Benjamin Clementine - I Tell A Fly (2017)

Posted By: delpotro
Benjamin Clementine - I Tell A Fly (2017)

Benjamin Clementine - I Tell A Fly (2017)
MP3 CBR 320 kbps | 00:45:03 | 103 Mb
Soul, Jazz, Pop | Label: Universal Music France, Virgin EMI

I Tell a Fly is the forthcoming second album by English artist and poet Benjamin Clementine. It follows his Mercury Prize-winning debut album, At Least for Now. According to a press release, the album was written and produced by Clementine, recorded at RAK Studios. It is due to be released on 29 September 2017 in Europe and 2 October in the United States.

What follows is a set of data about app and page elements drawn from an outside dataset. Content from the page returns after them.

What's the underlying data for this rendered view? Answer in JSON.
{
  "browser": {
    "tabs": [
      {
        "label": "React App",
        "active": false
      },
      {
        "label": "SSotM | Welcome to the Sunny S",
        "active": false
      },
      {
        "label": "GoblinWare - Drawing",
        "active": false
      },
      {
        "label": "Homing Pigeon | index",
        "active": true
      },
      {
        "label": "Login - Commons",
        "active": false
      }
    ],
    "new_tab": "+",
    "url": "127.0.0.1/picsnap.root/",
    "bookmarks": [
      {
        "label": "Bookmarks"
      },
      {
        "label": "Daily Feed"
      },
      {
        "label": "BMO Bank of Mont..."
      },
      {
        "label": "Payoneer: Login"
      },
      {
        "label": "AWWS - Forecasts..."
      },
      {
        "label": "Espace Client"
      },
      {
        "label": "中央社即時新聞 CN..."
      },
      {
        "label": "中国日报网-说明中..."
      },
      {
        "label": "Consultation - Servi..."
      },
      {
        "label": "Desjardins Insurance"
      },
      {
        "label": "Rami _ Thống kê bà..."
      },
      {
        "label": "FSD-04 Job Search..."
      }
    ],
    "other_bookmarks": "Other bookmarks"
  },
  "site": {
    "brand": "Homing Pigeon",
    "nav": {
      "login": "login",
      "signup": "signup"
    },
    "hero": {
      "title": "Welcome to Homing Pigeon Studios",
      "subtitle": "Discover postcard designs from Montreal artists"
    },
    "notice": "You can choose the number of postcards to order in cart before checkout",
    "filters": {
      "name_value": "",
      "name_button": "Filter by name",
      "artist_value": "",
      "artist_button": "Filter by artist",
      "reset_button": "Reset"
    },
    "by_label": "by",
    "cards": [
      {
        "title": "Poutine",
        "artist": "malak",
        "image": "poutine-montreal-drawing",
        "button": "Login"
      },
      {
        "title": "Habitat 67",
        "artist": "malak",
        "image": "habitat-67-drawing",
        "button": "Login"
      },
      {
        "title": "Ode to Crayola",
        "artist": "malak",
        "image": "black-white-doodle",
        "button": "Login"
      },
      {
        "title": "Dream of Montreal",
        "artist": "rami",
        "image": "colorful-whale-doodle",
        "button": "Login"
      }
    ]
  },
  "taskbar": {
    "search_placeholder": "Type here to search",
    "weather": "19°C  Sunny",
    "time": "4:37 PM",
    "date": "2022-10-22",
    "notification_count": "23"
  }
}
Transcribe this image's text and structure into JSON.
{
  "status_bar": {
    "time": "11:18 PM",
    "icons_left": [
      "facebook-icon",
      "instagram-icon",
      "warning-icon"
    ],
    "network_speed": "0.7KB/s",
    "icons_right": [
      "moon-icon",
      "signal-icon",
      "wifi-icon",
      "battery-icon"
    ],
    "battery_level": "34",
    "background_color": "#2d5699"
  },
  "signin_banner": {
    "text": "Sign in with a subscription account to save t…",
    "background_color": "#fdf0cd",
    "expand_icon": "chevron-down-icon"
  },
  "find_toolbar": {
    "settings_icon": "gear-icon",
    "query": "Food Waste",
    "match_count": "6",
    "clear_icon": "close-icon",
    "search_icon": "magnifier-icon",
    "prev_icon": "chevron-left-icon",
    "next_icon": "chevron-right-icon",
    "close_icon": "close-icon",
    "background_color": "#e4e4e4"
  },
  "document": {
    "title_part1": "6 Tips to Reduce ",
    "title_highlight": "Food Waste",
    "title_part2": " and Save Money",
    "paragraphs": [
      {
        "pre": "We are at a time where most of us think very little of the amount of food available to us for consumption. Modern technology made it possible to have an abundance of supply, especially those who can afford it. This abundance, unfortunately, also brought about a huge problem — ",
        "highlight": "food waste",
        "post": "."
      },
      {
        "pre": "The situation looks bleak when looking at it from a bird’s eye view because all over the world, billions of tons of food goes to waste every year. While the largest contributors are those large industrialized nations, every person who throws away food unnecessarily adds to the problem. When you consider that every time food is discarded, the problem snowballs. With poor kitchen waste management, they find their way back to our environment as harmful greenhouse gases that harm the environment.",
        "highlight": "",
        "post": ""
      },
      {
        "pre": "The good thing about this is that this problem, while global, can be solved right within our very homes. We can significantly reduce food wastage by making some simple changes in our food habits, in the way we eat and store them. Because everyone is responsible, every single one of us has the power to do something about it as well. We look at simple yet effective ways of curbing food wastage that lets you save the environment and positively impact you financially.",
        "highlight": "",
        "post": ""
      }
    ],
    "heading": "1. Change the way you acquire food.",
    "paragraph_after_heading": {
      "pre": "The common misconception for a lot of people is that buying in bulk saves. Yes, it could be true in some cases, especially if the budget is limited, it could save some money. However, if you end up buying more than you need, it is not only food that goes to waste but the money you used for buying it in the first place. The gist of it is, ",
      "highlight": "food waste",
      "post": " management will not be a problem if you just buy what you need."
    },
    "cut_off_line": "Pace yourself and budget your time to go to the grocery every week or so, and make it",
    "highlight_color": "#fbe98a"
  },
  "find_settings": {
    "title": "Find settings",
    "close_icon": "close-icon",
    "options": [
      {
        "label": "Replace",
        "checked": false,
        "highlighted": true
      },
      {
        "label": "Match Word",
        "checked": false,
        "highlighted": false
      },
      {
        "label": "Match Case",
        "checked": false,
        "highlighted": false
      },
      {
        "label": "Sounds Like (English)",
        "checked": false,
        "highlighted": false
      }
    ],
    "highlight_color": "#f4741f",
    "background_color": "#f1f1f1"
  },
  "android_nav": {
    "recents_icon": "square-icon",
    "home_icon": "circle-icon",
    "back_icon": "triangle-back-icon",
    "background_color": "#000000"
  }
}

After his collaboration with Gorillaz on "Hallelujah Money", Clementine unveiled his first new music since being awarded 2015's Mercury Music Prize for his debut album At Least for Now accompanied by a video shot by photographer Craig McDean and filmmaker Masha Vasyukova, In conversation with David Renshaw, Clementine explains the origin of I Tell a Fly lies in a disarmingly strange line found in his American visa: "an alien of extraordinary abilities." He explains, "I was baffled for about ten minutes when I first saw that visa. But then I thought to myself, I am an alien. I'm a wanderer. In most places I've been, I've always been different. And so I began to think about the story of a couple of birds, who are in love: one is afraid to go further, and the other is taking a risk, to see what happens." On I Tell a Fly, Clementine uses his personal history as a prism through which to view the world around him (and attempt to make sense of both), musically exploring unknown territories while maintaining a lifeblood that could not be mistaken for the work of anyone other than him.

Written, recorded and produced by Clementine, I Tell a Fly finds him exploring new musical territory on the heels of his Mercury Prize-winning debut, At Least for Now (2015). At Least for Now stretched itself across a series of piano ballads with unorthodox structures; I Tell a Fly brings a sense of theatricality and power by using whirling, interwoven instruments throughout the uncompromising release. While At Least for Now looked inward and backward, Clementine's follow-up looks outward and forward-to a changing world, ancient struggles and the individual response. Clementine composed the track "Phantom of Aleppoville" after being affected by the writing of pioneering British psychoanalyst Donald Winnicott. He wrote extensively about children who have experienced bullying in the home and at school, discovering that while the trauma was naturally not comparable in scale to that suffered by children displaced by war, its effects followed similar patterns. Seeing in Winicott's writing a mirror of his own childhood experiences, Clementine chose the title – the "little city of Aleppo" – to symbolise a place where children encounter such bullying. Says Clementine, "Aleppoville is a place where many are bullied if not all, but no one understands nor see why; Phantom.""God Save the Jungle" was released ahead of the album, and was called "eccentric and sardonic" by The Fader. It was written in New York City and recorded at RAK Studios in London. The Fader said the album "shows Clementine stretching the autobiographical lyrical style used on his debut to incorporate current events, touching on the refugee crisis and the war in Syria among other subjects." Clementine also explained to The Fader how being in the United States during the 2016 election campaign influenced the political aspects of the album: "I was writing about what's going on. It turned into what I was really trying to say, which was that I'm an alien. Not in the most superficial, arrogant fashion, but rather an alien who wanders around. It fits the current dilemma that we all face. It was mostly to do with the traveling. The feeling of not belonging to somewhere, just being a mere traveler, being an alien." The guardian Kate Mossman states that On I Tell a Fly, Clementine takes the unusual decision to work his own narrative of displacement into various settings of international conflict: his nomadic path, versus the plight of refugees in Calais There is a chewy song called Paris Cor Blimey, based on the tongue-twister, Peter Piper, about nationalism in France: “Paris’s friend got her little Pen from her daddy before he left.” And the flies? They’re wind-battered lovers looking for a safe haven.
01. Farewell Sonata
02. God Save the Jungle
03. Better Sorry Than a Safe
04. Phantom Of Aleppoville
05. Paris Cor Blimey
06. Jupiter
07. Ode From Joyce
08. One Awkward Fish
09. By The Ports Of Europe
10. Quintessence
11. Ave Dreamer